Vincenzo Montella’s second spell at Fiorentina was being billed as a disaster already, the results on paper not looking good at all. Although owner Rocco Commisso had insisted that Montella’s role as coach was not under threat, many pointed to poor results in ill-fated spells elsewhere as a reason why this would not work out.
After four matches, the Viola were sitting bottom of the table with just two points in the bag, but those who had watched the games knew that something special was coming. They had fought bravely during their opening with Napoli, but poor defending and officiating had cost them at least a point.
In their next match the side were unable to match the bright opener as they lost to Genoa, but picked themselves up for a credible 0-0 draw at home to Juventus. Three points were also within touching distance as Fiorentina built up a 2-0 lead versus Atalanta; however, La Dea changed the game with substitutions in the last 10 minutes as they pegged their opponent back to 2-2.
The jinx was finally broken at home against Sampdoria, as Montella’s men battled to a 2-1 win versus a side struggling mightily under Eusebio Di Francesco.
Then, yesterday evening, the real Fiorentina decided to turn up.
La Viola faced AC Milan at San Siro, with Rossoneri boss Marco Giampaolo fighting for his job after losing three of his first five games at the helm. But the fact that the home side were so poor was largely inconsequential, as for the first time this season, Fiorentina clicked into gear and showed everyone watching exactly what they are capable of.
After a few weeks of work with a side full of new faces, Montella had honed his 3-5-2 formation to perfection. All 10 outfield players knew precisely what was expected of them, working seamlessly as a unit to keep the shape as they played their high-pressing, intelligent passing game.
Supporters of the Tuscan club had never seen their team sign a player with the quality and reputation of Franck Ribery, and he took it upon himself to be the latest in a long line of legends to have wowed the crowd at San Siro. This time, however, the player to receive a standing ovation at the end of the match was wearing the colors of the visiting team — not Milan’s famous red and black stripes — but the home fans applauded him anyway. He deserved it.
To compound the misery of the Rossoneri faithful, Fiorentina left with a 3-1 victory. It could have easily been four if Gianluigi Donnarumma hadn’t saved a penalty from Federico Chiesa, as Montella’s men controlled the match from start to finish.
As those who watch football regularly know all too well, it takes more than one superstar to make a team. At 36 years old, Ribery is the wise old head that Fiorentina have sorely needed, but his nine outfield teammates are doing everything they can to raise their individual game and work in tandem at the same time.
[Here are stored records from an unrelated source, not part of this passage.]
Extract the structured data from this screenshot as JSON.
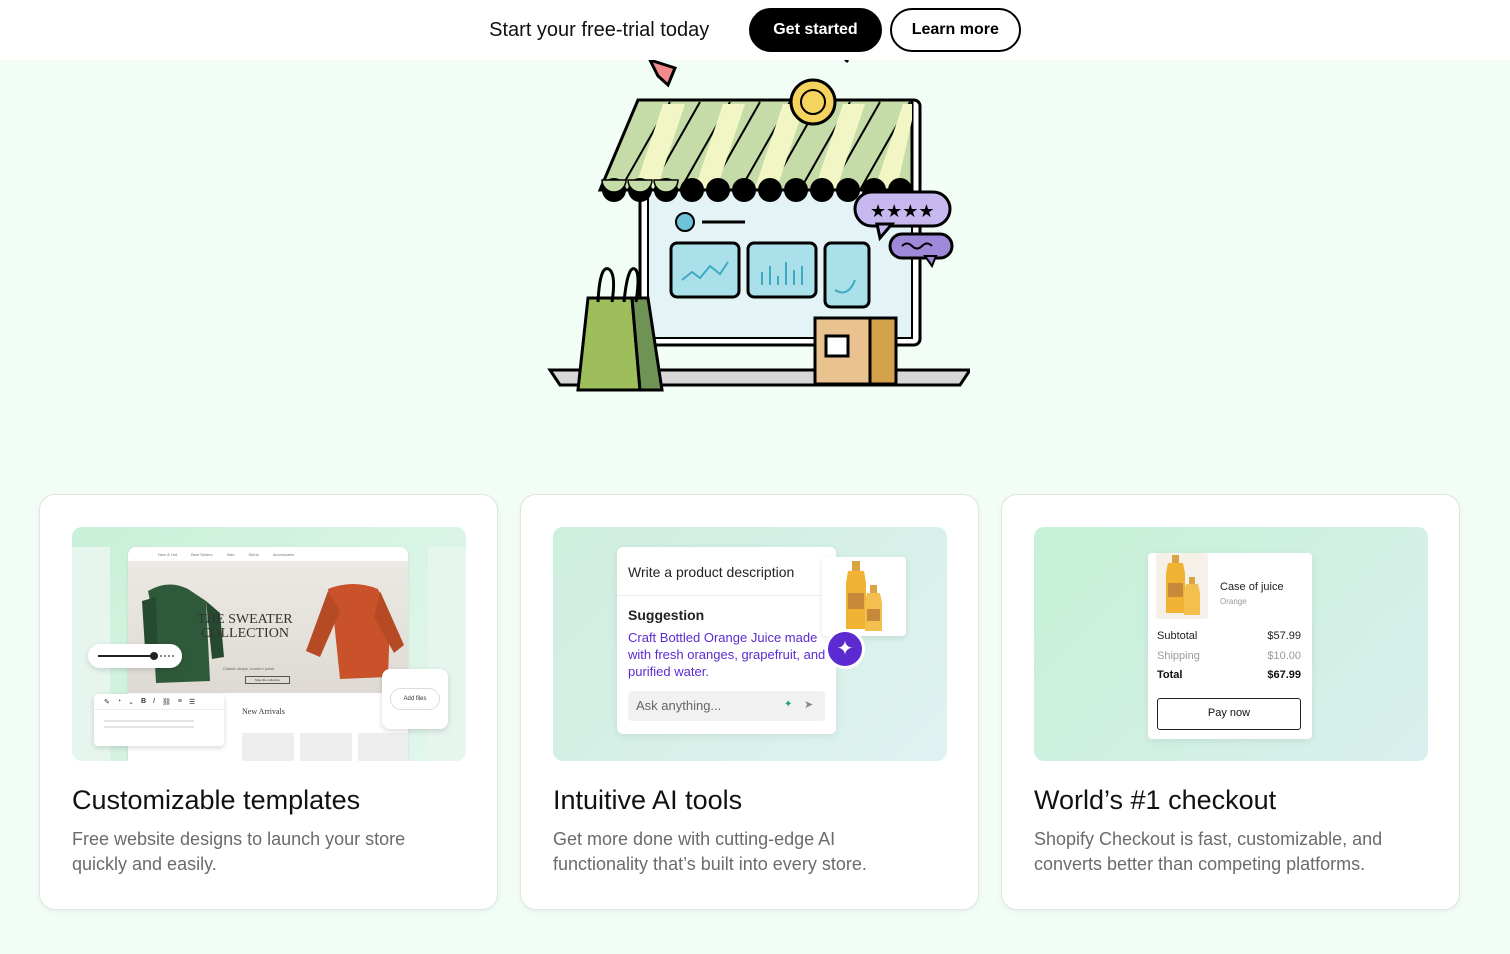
{
  "promo": {
    "text": "Start your free-trial today",
    "get_started": "Get started",
    "learn_more": "Learn more"
  },
  "colors": {
    "page_bg": "#f2fdf6",
    "accent_purple": "#5b2bd1",
    "primary_button": "#000000"
  },
  "cards": [
    {
      "title": "Customizable templates",
      "description": "Free website designs to launch your store quickly and easily.",
      "mockup": {
        "hero_title": "THE SWEATER COLLECTION",
        "hero_sub": "Classic shape, modern poise",
        "hero_button": "Shop the collection",
        "nav": [
          "New & Hot",
          "Best Sellers",
          "Sale",
          "Shirts",
          "Accessories"
        ],
        "section": "New Arrivals",
        "upload": "Add files"
      }
    },
    {
      "title": "Intuitive AI tools",
      "description": "Get more done with cutting-edge AI functionality that’s built into every store.",
      "mockup": {
        "heading": "Write a product description",
        "suggestion_label": "Suggestion",
        "suggestion_text": "Craft Bottled Orange Juice made with fresh oranges, grapefruit, and purified water.",
        "ask_placeholder": "Ask anything..."
      }
    },
    {
      "title": "World’s #1 checkout",
      "description": "Shopify Checkout is fast, customizable, and converts better than competing platforms.",
      "mockup": {
        "product_name": "Case of juice",
        "variant": "Orange",
        "subtotal_label": "Subtotal",
        "subtotal": "$57.99",
        "shipping_label": "Shipping",
        "shipping": "$10.00",
        "total_label": "Total",
        "total": "$67.99",
        "pay_button": "Pay now"
      }
    }
  ]
}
With two competent and modern fullbacks for the first time in a very long time, Fiorentina can make the most of their pressing by pushing Pol Lirola and Dalbert high up the pitch. Central defenders German Pezzella, Nikola Milkenkovic, and Martin Caceres work incredibly well as a trio, and young Federico Chiesa is slowly improving and developing a partnership up front with Ribery.
Yet it’s in the midfield where Fiorentina have most improved this season. Last term, a lack of any quality in the middle of the pitch allowed attackers to run at the center backs unchecked, but the gap has now been well and truly plugged.
The signing of Erick Pulgar from Bologna was a masterstroke by sporting director Daniele Prade, the 25-year-old having shown already that he plays with a high level of energy as Fiorentina look to press, his tackle as tough as his touch is deft.
Commisso pledged to reduce a huge squad this summer and, as part of that effort, Gaetano Castrovilli was nearly sold on, only for Montella to catch sight of the 22-year-old in training. The coach immediately took him off the market and straight into the first team, a move that has paid off in some style.
You couldn’t have guessed that the midfielder was making his first-ever Serie A appearance at San Siro on Sunday, and the new No. 8 capped off another superb box-to-box performance with a maiden goal in the bag.
That pair has already been mentioned as bright stars in the Viola midfield, but there is one returning hero that has largely gone unsung. Milan Badelj played under Montella during his first spell at the Stadio Artemio Franchi, before leaving for Lazio at the end of the 2017-18 campaign.
After failing to impress in Rome, the Croatian returned to work with his old boss once again and is arguably showing the best form of his career.
Quiet but hugely effective, the graphic above demonstrates just how much influence Badelj had over the game as he continually kept the play moving by making accurate passes. He recovers the ball when possession is lost and starts the move all over again, playing the right pass almost every single time.
Those who remember Montella’s first spell in charge of Fiorentina – one in which he took the team to three consecutive third-place finishes – will understand the importance of this role within his system, and it’s no different now.
After a spell in which Fiorentina faced all of last season’s top three sides in Serie A, they have now registered back-to-back wins with – on paper at least – a vastly easier run of games coming up. Encounters with a struggling Udinese side, then games versus Brescia, Sassuolo, Parma, and Cagliari are all on the horizon following the international break.
It seems like with the win over Milan, the lid has been lifted. It will be very interesting to see just how far this Fiorentina side can progress this season.